Day Job: A Love Story

Sep 25, 2009 by     No Comments    Posted under: Thousands of Stories

Once upon a time there was a young lad named Joe. Joe was a fresh-faced college graduate ready to tackle the theatre world the moment he arrived in Chicago, but Chicago had other plans. Soon, Joe realized just how hard life in the city could be. Unlike his hometown in Colorado, Chicago was very expensive. His desire to find a paying job in the theatre industry quickly crumbled, and he realized that he’d have to find any job he could just to survive! So Joe looked and looked, but nobody was hiring! Eventually, he was taken in by a family-owned Italian restaurant, where they gave him an apron and a chance to earn a living.


At first, Joe felt terrible. “This isn’t why I’m here,” Joe thought. He had always abhorred the cliche anecdote of the struggling actor who waited tables, but here he was living that cliche! And with every day that passed, he grew more and more unhappy with his life. As a result, his artistic output came to a screeching halt. Friends and family were continuously asking how his auditions were going, but he wasn’t auditioning. He wasn’t get headshots taken. He wasn’t writing much music. His tanking confidence, combined with a long Chicago winter, left him sitting alone in his suffocating studio apartment night after night desperately fighting the urge to give up and move back home.
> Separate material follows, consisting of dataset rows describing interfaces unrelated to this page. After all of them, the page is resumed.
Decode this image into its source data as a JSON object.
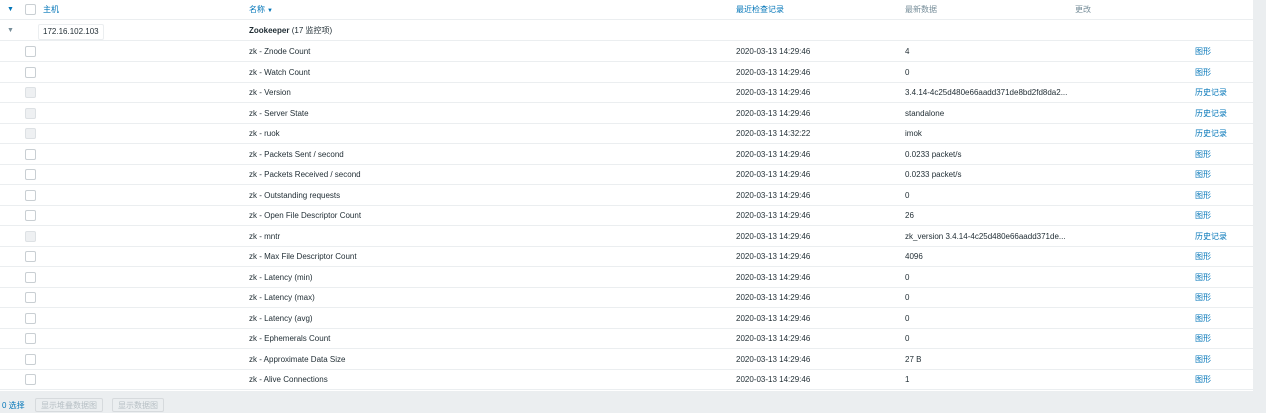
{
  "header": {
    "host": "主机",
    "name": "名称",
    "sort_icon": "sort-down-icon",
    "last_check": "最近检查记录",
    "last_value": "最新数据",
    "change": "更改"
  },
  "group": {
    "host": "172.16.102.103",
    "app_name": "Zookeeper",
    "count": "(17 监控项)"
  },
  "items": [
    {
      "name": "zk - Znode Count",
      "time": "2020-03-13 14:29:46",
      "value": "4",
      "link": "图形",
      "checkbox_enabled": true
    },
    {
      "name": "zk - Watch Count",
      "time": "2020-03-13 14:29:46",
      "value": "0",
      "link": "图形",
      "checkbox_enabled": true
    },
    {
      "name": "zk - Version",
      "time": "2020-03-13 14:29:46",
      "value": "3.4.14-4c25d480e66aadd371de8bd2fd8da2...",
      "link": "历史记录",
      "checkbox_enabled": false
    },
    {
      "name": "zk - Server State",
      "time": "2020-03-13 14:29:46",
      "value": "standalone",
      "link": "历史记录",
      "checkbox_enabled": false
    },
    {
      "name": "zk - ruok",
      "time": "2020-03-13 14:32:22",
      "value": "imok",
      "link": "历史记录",
      "checkbox_enabled": false
    },
    {
      "name": "zk - Packets Sent / second",
      "time": "2020-03-13 14:29:46",
      "value": "0.0233 packet/s",
      "link": "图形",
      "checkbox_enabled": true
    },
    {
      "name": "zk - Packets Received / second",
      "time": "2020-03-13 14:29:46",
      "value": "0.0233 packet/s",
      "link": "图形",
      "checkbox_enabled": true
    },
    {
      "name": "zk - Outstanding requests",
      "time": "2020-03-13 14:29:46",
      "value": "0",
      "link": "图形",
      "checkbox_enabled": true
    },
    {
      "name": "zk - Open File Descriptor Count",
      "time": "2020-03-13 14:29:46",
      "value": "26",
      "link": "图形",
      "checkbox_enabled": true
    },
    {
      "name": "zk - mntr",
      "time": "2020-03-13 14:29:46",
      "value": "zk_version 3.4.14-4c25d480e66aadd371de...",
      "link": "历史记录",
      "checkbox_enabled": false
    },
    {
      "name": "zk - Max File Descriptor Count",
      "time": "2020-03-13 14:29:46",
      "value": "4096",
      "link": "图形",
      "checkbox_enabled": true
    },
    {
      "name": "zk - Latency (min)",
      "time": "2020-03-13 14:29:46",
      "value": "0",
      "link": "图形",
      "checkbox_enabled": true
    },
    {
      "name": "zk - Latency (max)",
      "time": "2020-03-13 14:29:46",
      "value": "0",
      "link": "图形",
      "checkbox_enabled": true
    },
    {
      "name": "zk - Latency (avg)",
      "time": "2020-03-13 14:29:46",
      "value": "0",
      "link": "图形",
      "checkbox_enabled": true
    },
    {
      "name": "zk - Ephemerals Count",
      "time": "2020-03-13 14:29:46",
      "value": "0",
      "link": "图形",
      "checkbox_enabled": true
    },
    {
      "name": "zk - Approximate Data Size",
      "time": "2020-03-13 14:29:46",
      "value": "27 B",
      "link": "图形",
      "checkbox_enabled": true
    },
    {
      "name": "zk - Alive Connections",
      "time": "2020-03-13 14:29:46",
      "value": "1",
      "link": "图形",
      "checkbox_enabled": true
    }
  ],
  "footer": {
    "selected": "0 选择",
    "btn_stacked": "显示堆叠数据图",
    "btn_graph": "显示数据图"
  }
}
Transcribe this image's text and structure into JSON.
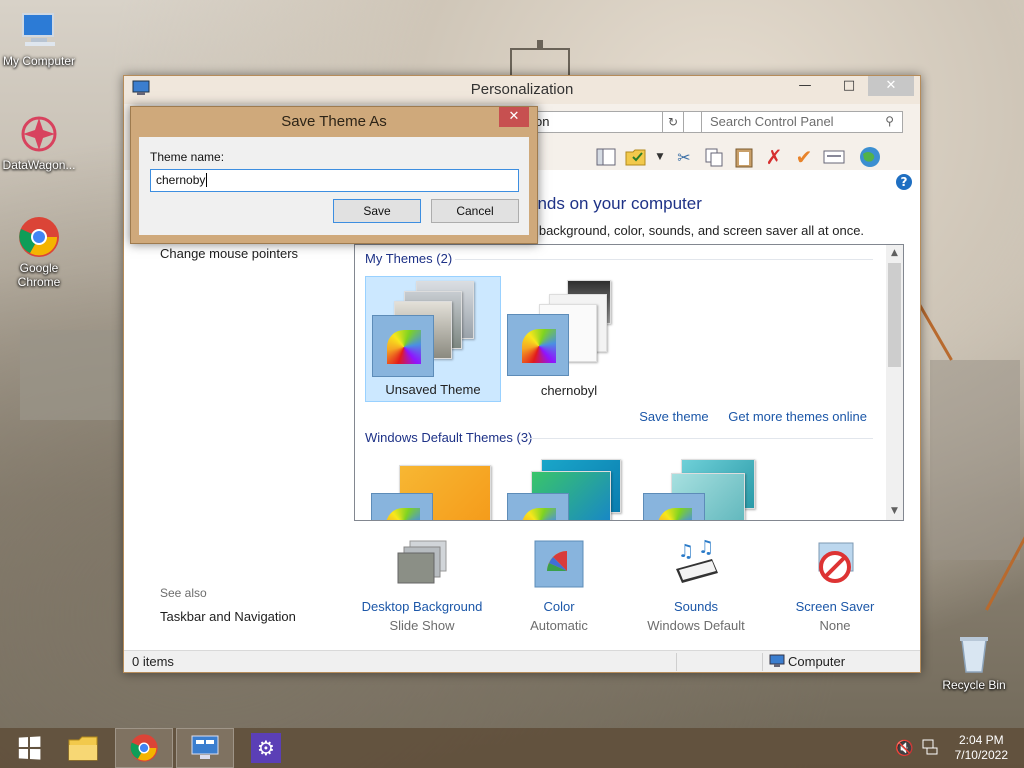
{
  "desktop": {
    "icons": [
      {
        "label": "My Computer"
      },
      {
        "label": "DataWagon..."
      },
      {
        "label": "Google Chrome"
      },
      {
        "label": "Recycle Bin"
      }
    ]
  },
  "window": {
    "title": "Personalization",
    "address_fragment": "on",
    "search_placeholder": "Search Control Panel",
    "heading": "unds on your computer",
    "subheading": "p background, color, sounds, and screen saver all at once.",
    "sidebar_link": "Change mouse pointers",
    "see_also": "See also",
    "see_also_link": "Taskbar and Navigation",
    "my_themes_title": "My Themes (2)",
    "themes": [
      {
        "label": "Unsaved Theme",
        "selected": true
      },
      {
        "label": "chernobyl",
        "selected": false
      }
    ],
    "links": {
      "save_theme": "Save theme",
      "more_themes": "Get more themes online"
    },
    "default_themes_title": "Windows Default Themes (3)",
    "bottom": [
      {
        "label": "Desktop Background",
        "sub": "Slide Show"
      },
      {
        "label": "Color",
        "sub": "Automatic"
      },
      {
        "label": "Sounds",
        "sub": "Windows Default"
      },
      {
        "label": "Screen Saver",
        "sub": "None"
      }
    ],
    "status_left": "0 items",
    "status_right": "Computer"
  },
  "dialog": {
    "title": "Save Theme As",
    "label": "Theme name:",
    "value": "chernoby",
    "save": "Save",
    "cancel": "Cancel"
  },
  "taskbar": {
    "time": "2:04 PM",
    "date": "7/10/2022"
  }
}
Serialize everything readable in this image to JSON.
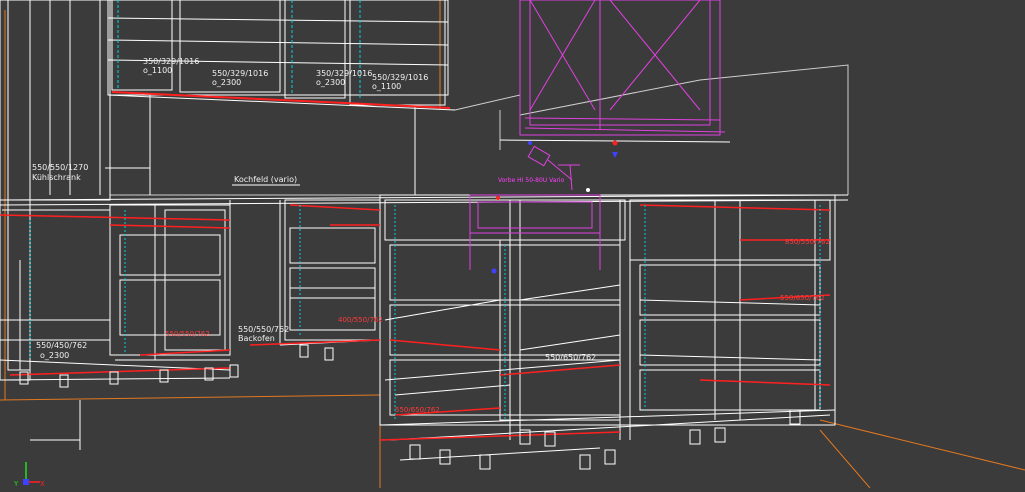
{
  "labels": {
    "wall_cab_1": "350/329/1016",
    "wall_cab_1_sub": "o_1100",
    "wall_cab_2": "550/329/1016",
    "wall_cab_2_sub": "o_2300",
    "wall_cab_3": "350/329/1016",
    "wall_cab_3_sub": "o_2300",
    "wall_cab_4": "550/329/1016",
    "wall_cab_4_sub": "o_1100",
    "fridge_dims": "550/550/1270",
    "fridge_name": "Kühlschrank",
    "hob": "Kochfeld (vario)",
    "sink": "Vorbe HI 50-80U Vario",
    "base_left_dims": "550/450/762",
    "base_left_sub": "o_2300",
    "oven_dims": "550/550/762",
    "oven_name": "Backofen",
    "base_mid_dims": "400/550/762",
    "corner_red_1": "850/550/762",
    "corner_red_2": "550/650/762",
    "corner_white": "550/650/762",
    "island_dims": "550/650/762"
  },
  "colors": {
    "background": "#3b3b3b",
    "wireframe": "#ffffff",
    "highlight": "#ff2020",
    "selection": "#e040e0",
    "dimension": "#00d0e0",
    "floor": "#e07820"
  },
  "axis": {
    "y": "Y",
    "x": "X"
  }
}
He made the difficult decision to stick to his guns.

Time passed. Joe got more comfortable with his new city. Soon, he started to see some silver linings. His restaurant job, which he had once viewed as a hindrance, actually afforded him moderate financial stability. Plus, the hours he worked left him plenty of time during evenings and weekends to pursue the arts. Joe recognized that the circumstances he had once hated were actually pushing him towards what he wanted to be doing: acting.

It was all the nudge he needed.

Actors: A little wiggle room is a valuable asset, especially if you’ve just moved to a new city. If we incessantly hold ourselves to our own ultra-high standards at gunpoint, we’re setting ourselves up for failure. Don’t get me wrong, I’m all in favor of strong-willed determination. But just because we live for the dramatic doesn’t mean we can’t be sensible about it. If you’ve gotta take a non-theatrical day job to make ends meet, take it and don’t look back. Trust me, you’ll thank yourself later.

So thank you, day job. You rock.

That said, I can’t wait to break up with you someday.